Date of Degree
PhD (Doctor of Philosophy)
Civil and Environmental Engineering
First Committee Member
Second Committee Member
Third Committee Member
Fourth Committee Member
The overarching objective of this study was the development, validation and testing of an improved watershed modeling framework that accounts for the effects of spatial heterogeneity on overland flow and erosion processes and it is computationally sound for shallow, overland flows with shock waves. Most of the existing soil erosion models determine fluxes of water and sediment with the assumption of a homogeneous hill. In these models the physical and biogeochemical properties of the heterogeneous hill are spatially averaged, without considering roughness and longitudinal curvature effects as well as differences in the land use/land cover -LU/LC- and soil properties along the hill. This issue was addressed by improving the Water Erosion Prediction Project (WEPP-Original version 2010.1) soil erosion model at the hillslope scale to account for the physics in terms of spatial heterogeneity in flow using a well-established shock-capturing numerical scheme.

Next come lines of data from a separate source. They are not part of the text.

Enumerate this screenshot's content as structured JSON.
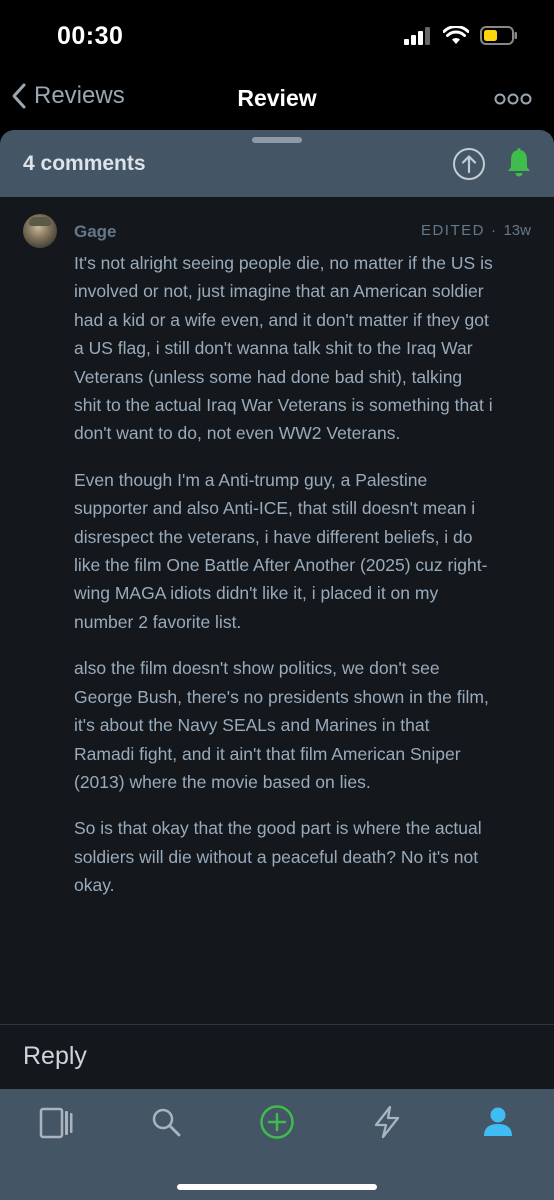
{
  "status_bar": {
    "time": "00:30"
  },
  "nav": {
    "back_label": "Reviews",
    "title": "Review"
  },
  "sheet": {
    "comments_count": "4 comments"
  },
  "comment": {
    "author": "Gage",
    "edited": "EDITED",
    "separator": "·",
    "ago": "13w",
    "paragraphs": [
      "It's not alright seeing people die, no matter if the US is involved or not, just imagine that an American soldier had a kid or a wife even, and it don't matter if they got a US flag, i still don't wanna talk shit to the Iraq War Veterans (unless some had done bad shit), talking shit to the actual Iraq War Veterans is something that i don't want to do, not even WW2 Veterans.",
      "Even though I'm a Anti-trump guy, a Palestine supporter and also Anti-ICE, that still doesn't mean i disrespect the veterans, i have different beliefs, i do like the film One Battle After Another (2025) cuz right-wing MAGA idiots didn't like it, i placed it on my number 2 favorite list.",
      "also the film doesn't show politics, we don't see George Bush, there's no presidents shown in the film, it's about the Navy SEALs and Marines in that Ramadi fight, and it ain't that film American Sniper (2013) where the movie based on lies.",
      "So is that okay that the good part is where the actual soldiers will die without a peaceful death? No it's not okay."
    ]
  },
  "reply": {
    "label": "Reply"
  },
  "colors": {
    "accent_green": "#40bc4c",
    "accent_blue": "#40bcf4",
    "header_bg": "#445566",
    "body_bg": "#14181c"
  },
  "icons": {
    "status": [
      "signal-icon",
      "wifi-icon",
      "battery-icon"
    ],
    "tabs": [
      "films-icon",
      "search-icon",
      "add-icon",
      "activity-icon",
      "profile-icon"
    ]
  }
}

The improved WEPP model, referred to as "WEPP-Improved" model was (i) validated via detailed field experiments within an experimental plot and (ii) tested via generic simulations at the hillslope scale covering a variety of scenarios in terms of topography, LU/LC and soil type. Results showed that the WEPP-Improved model could effectively simulate the unsteadiness of the flow as well as the required time (lag) for the flow rate to reach equilibrium conditions. However, the model provided only a steady-state sediment transport rate and could capture only the equilibrium conditions. Further, the WEPP-Improved model reflected the effects of curvature, LU/LC and soil type on flow, as the model did not treat the hillslope as a homogeneous unit. Based on the generic simulations, landscape variability resulted to differences in the predicted peak runoff rate, Qpeak, between the WEPP-Improved vs. WEPP-Original models ranging ~ 3 - 62 % (avg. 19 %) due to curvature effects only, ~ 17 - 170 % (avg. ~ 66 %) due to added effects of LU/LC variability and ~ 5 % - 200 % (avg. ~ 52 %) due to added effects of soil type variability. The highest reported differences on the predicted Qpeak between the two models were attributed to the formation of the shock waves; these differences were dominant for the low in magnitude storm event and attenuated for the high event.
It is believed that if the physical processes are represented accurately at the hillslope scale using the suggested modeling framework, then by utilizing an appropriate routing scheme of the flow and sediment within the stream network, it will be possible to scale-up the flow/sediment routing from the hillslope to the watershed scale without losing the degree of heterogeneity encapsulated from different hillslopes within the drainage network.
erosion, overland flow, roughness, spatial heterogeneity, topography, WEPP
xvii, 128 pages
Includes bibliographical references (pages 120-128).
Copyright © 2012 Dimitrios Charalampos Dermisis
Dermisis, Dimitrios Charalampos. "Developing an improved, shock-capturing watershed model for simulating spatially variable runoff and soil erosion processes at the hillslope scale." PhD (Doctor of Philosophy) thesis, University of Iowa, 2012.